Well, this is where it gets a little personal and autobiographical. Before explaining the why, I added two more young men, making three clones in the distance, all seemingly encroaching upon the man in the foreground. They seem a little benign, not really threatening, but that gave me an idea to infuse into this, at least in my mind.

For three years I have immersed myself in the wonderful, bizarre, and yes, creatively incestuous world of Conceptual and Fine Art Photography. I have seen thousands of images from hundreds of artists in my time spent displaying my own, interacting with peers. There is one thing I found particularly distressing about this world - the penchant for copying others. It's as if many out there have no ideas of their own and look to others for them, and then copy the idea, sometimes verbatim. There are some shameful examples of this, though I will not name names. One person does a floating woman, hundreds copy her. One person does red yarn, the rest of them do the same thing. It is usually a product of the young, the impressionable, and we all do it to an extent. It is part of learning. But others take this too far, and stop trying for their own voice, and hungrily stalk those with bigger names and careers for ideas that they can, well, rip off. Steal. Some call it "inspiration." It's not, it's stealing.

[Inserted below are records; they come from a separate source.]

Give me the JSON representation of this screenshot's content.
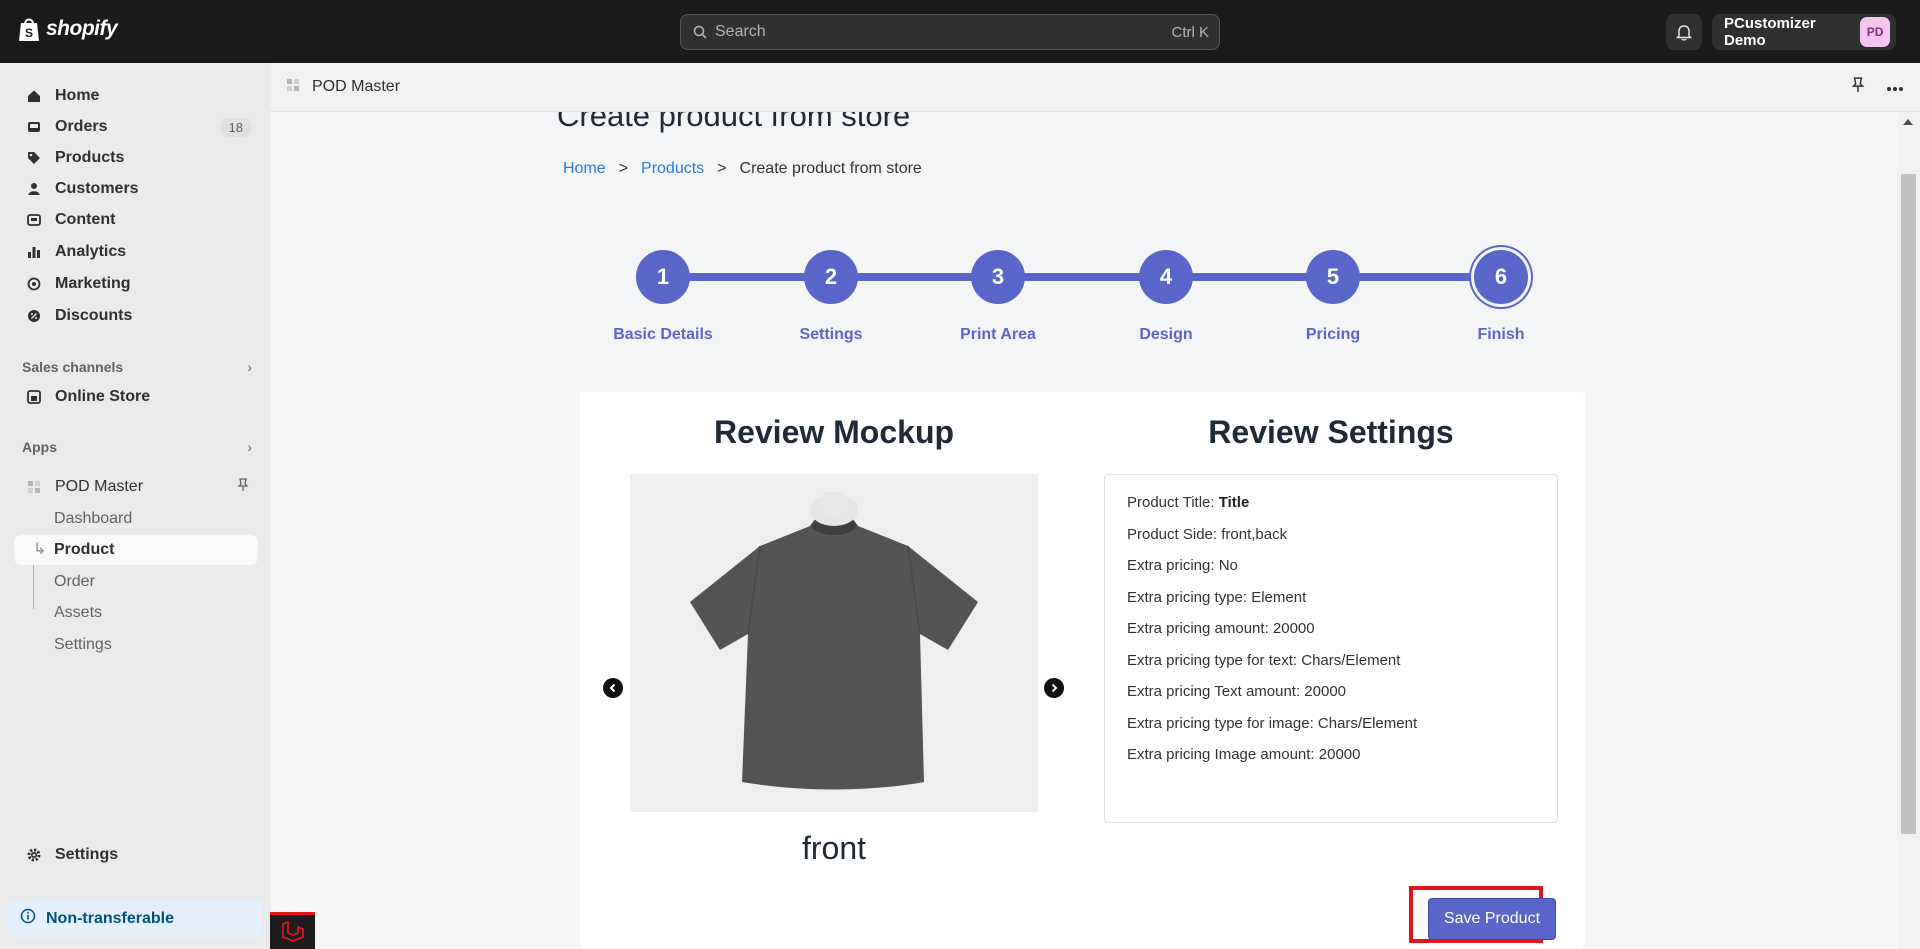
{
  "topbar": {
    "brand": "shopify",
    "search_placeholder": "Search",
    "search_shortcut": "Ctrl K",
    "account_name": "PCustomizer Demo",
    "account_initials": "PD"
  },
  "sidebar": {
    "items": [
      {
        "label": "Home",
        "icon": "home-icon"
      },
      {
        "label": "Orders",
        "icon": "inbox-icon",
        "count": "18"
      },
      {
        "label": "Products",
        "icon": "tag-icon"
      },
      {
        "label": "Customers",
        "icon": "person-icon"
      },
      {
        "label": "Content",
        "icon": "content-icon"
      },
      {
        "label": "Analytics",
        "icon": "bar-chart-icon"
      },
      {
        "label": "Marketing",
        "icon": "target-icon"
      },
      {
        "label": "Discounts",
        "icon": "discount-icon"
      }
    ],
    "sales_channels_label": "Sales channels",
    "online_store_label": "Online Store",
    "apps_label": "Apps",
    "app_name": "POD Master",
    "app_subitems": [
      "Dashboard",
      "Product",
      "Order",
      "Assets",
      "Settings"
    ],
    "settings_label": "Settings",
    "non_transferable": "Non-transferable"
  },
  "app_header": {
    "title": "POD Master"
  },
  "page": {
    "title": "Create product from store",
    "breadcrumb": [
      "Home",
      "Products",
      "Create product from store"
    ],
    "breadcrumb_separator": ">"
  },
  "stepper": {
    "steps": [
      {
        "number": "1",
        "label": "Basic Details"
      },
      {
        "number": "2",
        "label": "Settings"
      },
      {
        "number": "3",
        "label": "Print Area"
      },
      {
        "number": "4",
        "label": "Design"
      },
      {
        "number": "5",
        "label": "Pricing"
      },
      {
        "number": "6",
        "label": "Finish"
      }
    ],
    "current_step": 6
  },
  "review": {
    "mockup_heading": "Review Mockup",
    "settings_heading": "Review Settings",
    "side_label": "front",
    "settings": [
      {
        "label": "Product Title: ",
        "value": "Title"
      },
      {
        "label": "Product Side: front,back"
      },
      {
        "label": "Extra pricing: No"
      },
      {
        "label": "Extra pricing type: Element"
      },
      {
        "label": "Extra pricing amount: 20000"
      },
      {
        "label": "Extra pricing type for text: Chars/Element"
      },
      {
        "label": "Extra pricing Text amount: 20000"
      },
      {
        "label": "Extra pricing type for image: Chars/Element"
      },
      {
        "label": "Extra pricing Image amount: 20000"
      }
    ],
    "save_button": "Save Product"
  },
  "colors": {
    "accent": "#5a65c9",
    "highlight": "#e0151c",
    "topbar": "#1a1a1a"
  }
}
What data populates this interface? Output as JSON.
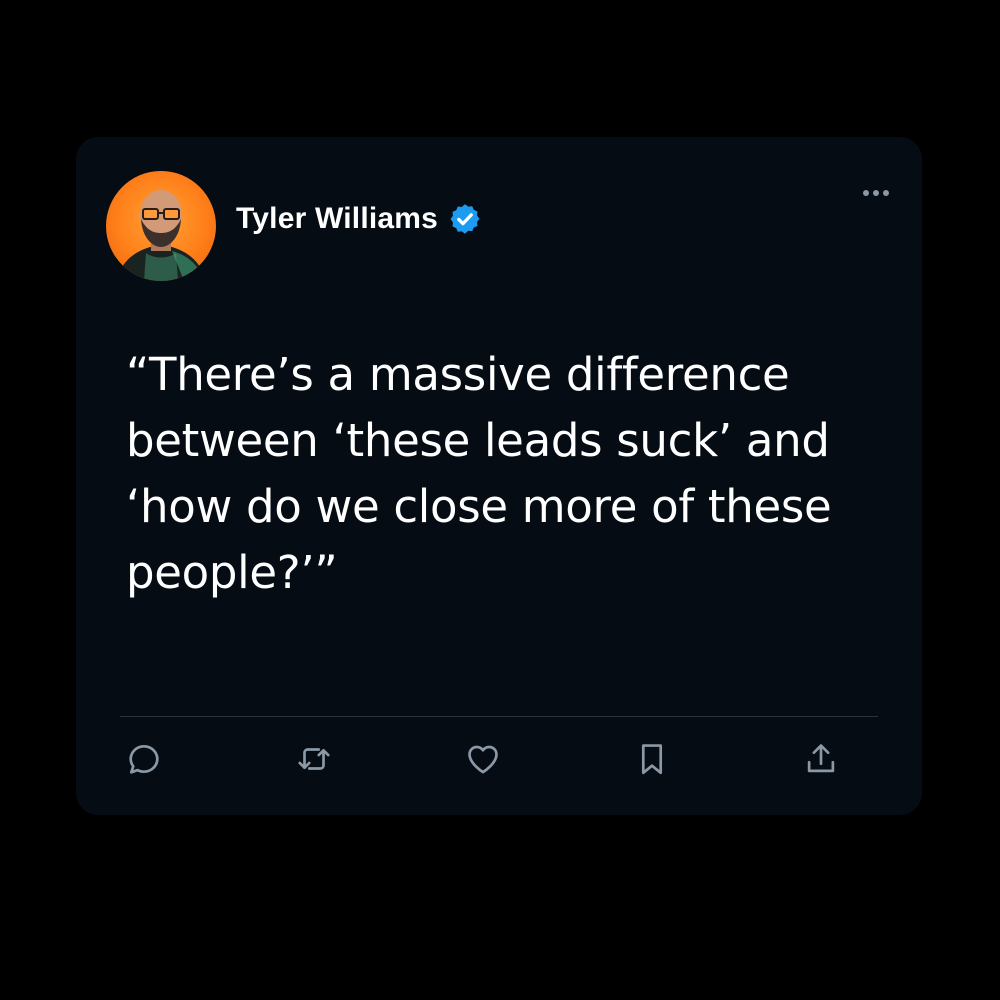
{
  "post": {
    "author": {
      "name": "Tyler Williams",
      "verified": true
    },
    "text": "“There’s a massive difference between ‘these leads suck’ and ‘how do we close more of these people?’”"
  },
  "icons": {
    "more": "more-horizontal-icon",
    "verified": "verified-badge-icon",
    "reply": "reply-icon",
    "retweet": "retweet-icon",
    "like": "heart-icon",
    "bookmark": "bookmark-icon",
    "share": "share-icon"
  },
  "colors": {
    "page_background": "#000000",
    "card_background": "#050c14",
    "text_primary": "#ffffff",
    "icon_muted": "#8b98a5",
    "verified_blue": "#1d9bf0",
    "avatar_orange": "#ff7f1a"
  }
}
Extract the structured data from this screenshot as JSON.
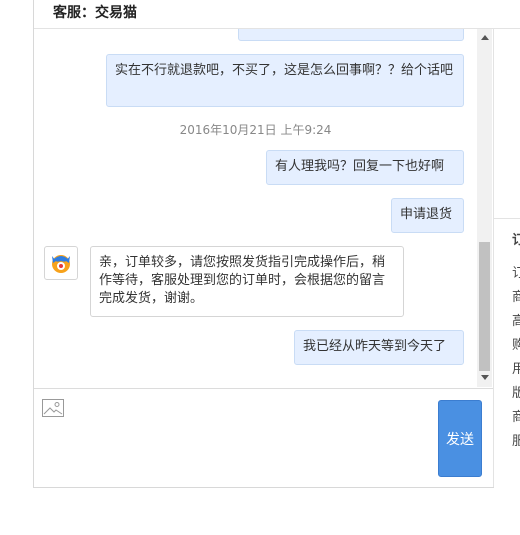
{
  "header": {
    "title": "客服：交易猫"
  },
  "messages": [
    {
      "text": "实在不行就退款吧，不买了，这是怎么回事啊？？给个话吧"
    },
    {
      "text": "2016年10月21日 上午9:24"
    },
    {
      "text": "有人理我吗？回复一下也好啊"
    },
    {
      "text": "申请退货"
    },
    {
      "text": "亲，订单较多，请您按照发货指引完成操作后，稍作等待，客服处理到您的订单时，会根据您的留言完成发货，谢谢。"
    },
    {
      "text": "我已经从昨天等到今天了"
    }
  ],
  "composer": {
    "send_label": "发送",
    "image_icon": "image-icon"
  },
  "right_panel": {
    "chars": [
      "订",
      "订",
      "商",
      "高",
      "购",
      "用",
      "版",
      "商",
      "服"
    ]
  },
  "colors": {
    "me_bubble": "#e5efff",
    "send_button": "#4a90e2",
    "agent_avatar_orange": "#f7a21b",
    "agent_avatar_blue": "#2f7de1"
  }
}
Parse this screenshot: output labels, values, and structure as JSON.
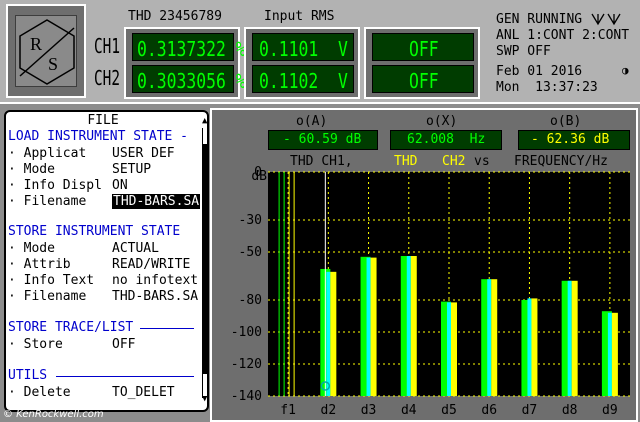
{
  "header": {
    "thd_label": "THD 23456789",
    "rms_label": "Input RMS",
    "ch1_label": "CH1",
    "ch2_label": "CH2",
    "ch1_thd": "0.3137322 %",
    "ch2_thd": "0.3033056 %",
    "ch1_rms": "0.1101  V",
    "ch2_rms": "0.1102  V",
    "ch1_off": "OFF",
    "ch2_off": "OFF"
  },
  "status": {
    "line1": "GEN RUNNING",
    "line2": "ANL 1:CONT 2:CONT",
    "line3": "SWP OFF",
    "date": "Feb 01 2016",
    "time": "Mon  13:37:23"
  },
  "file_panel": {
    "title": "FILE",
    "load_head": "LOAD INSTRUMENT STATE -",
    "load_rows": [
      {
        "key": "· Applicat",
        "value": "USER DEF"
      },
      {
        "key": "· Mode",
        "value": "SETUP"
      },
      {
        "key": "· Info Displ",
        "value": "ON"
      },
      {
        "key": "· Filename",
        "value": "THD-BARS.SA"
      }
    ],
    "store_head": "STORE INSTRUMENT STATE",
    "store_rows": [
      {
        "key": "· Mode",
        "value": "ACTUAL"
      },
      {
        "key": "· Attrib",
        "value": "READ/WRITE"
      },
      {
        "key": "· Info Text",
        "value": "no infotext"
      },
      {
        "key": "· Filename",
        "value": "THD-BARS.SA"
      }
    ],
    "trace_head": "STORE TRACE/LIST",
    "trace_rows": [
      {
        "key": "· Store",
        "value": "OFF"
      }
    ],
    "utils_head": "UTILS",
    "utils_rows": [
      {
        "key": "· Delete",
        "value": "TO_DELET"
      }
    ]
  },
  "graph": {
    "markers": [
      {
        "head": "o(A)",
        "value": "- 60.59 dB",
        "color": "#00ff00"
      },
      {
        "head": "o(X)",
        "value": "62.008  Hz",
        "color": "#00ff00"
      },
      {
        "head": "o(B)",
        "value": "- 62.36 dB",
        "color": "#ffff00"
      }
    ],
    "axis_unit": "dB",
    "hdr_thd": "THD",
    "hdr_ch1": "CH1,",
    "hdr_thd2": "THD",
    "hdr_ch2": "CH2",
    "hdr_vs": "vs",
    "hdr_freq": "FREQUENCY/Hz"
  },
  "chart_data": {
    "type": "bar",
    "categories": [
      "f1",
      "d2",
      "d3",
      "d4",
      "d5",
      "d6",
      "d7",
      "d8",
      "d9"
    ],
    "ylim": [
      -140,
      0
    ],
    "yticks": [
      0,
      -30,
      -50,
      -80,
      -100,
      -120,
      -140
    ],
    "series": [
      {
        "name": "CH1",
        "color": "#00ff00",
        "values": [
          0,
          -60.6,
          -53,
          -52.5,
          -81,
          -67,
          -80,
          -68,
          -87
        ]
      },
      {
        "name": "CH2",
        "color": "#ffff00",
        "values": [
          0,
          -62.4,
          -53.5,
          -52.5,
          -81.5,
          -67,
          -79,
          -68,
          -88
        ]
      }
    ],
    "grid": true
  },
  "colors": {
    "bar_ch1": "#00ff00",
    "bar_ch2": "#ffff00",
    "cyan_edge": "#00ffff",
    "grid": "#ffff00"
  },
  "watermark": "© KenRockwell.com"
}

Now, obviously we all have influences, and I am no different. Anyone who knows Art History will likely see a lot of Rene Magritte in my imagery. It's true, it is indeed there. But there is a difference between stealing and being influenced by someone. You will not see an apple in front of a model's face in my work. You will not see dozens of bowler hatted men raining down on a city. You will not see boots turning into feet. Those things would indeed be me copying Magritte. I share some sensibilities with him, or, more accurately, I have absorbed some sensibilities from him and channeled them into my work. Besides, Magritte did not own exclusive rights to a Bowler hat. I happen to like that time period for men's fashions, and so I use it too. But not always.

Anyway, that's what these three figures are in the distance - the thieves, the stealers of ideas, the copycats. Wherever one may go, whatever fresh approach one may develop, there will be those that take that idea or approach and use it themselves, rather than looking for their own. I found it mildly amusing that my main character is busy working on his idea and unaware or uninterested that there are these usurpers on his heels. And I am not at all saying I have been copied - I just see it a lot in this genre I am in. Find your own voices, people. Develop your own way of doing things.

Finally, about the title…

Since this is a sequel image to the re-edited version of "Is There Something I Should Know?" which was titled after the Duran Duran song of the same name, I decided, unlike the last time I did these two images, that this one should also bear a connection to Duran Duran as well, and since this image is about creativity and those that seek to plunder it and call it their own, I thought "Making Patterns Rhyme" fit pretty well. This comes from the lyrics of the band's first single, "Planet Earth" which contained the line "Only came outside to watch the night fall with the rain/I Heard you making patterns rhyme…"

Michael Bilotta

May14, 2014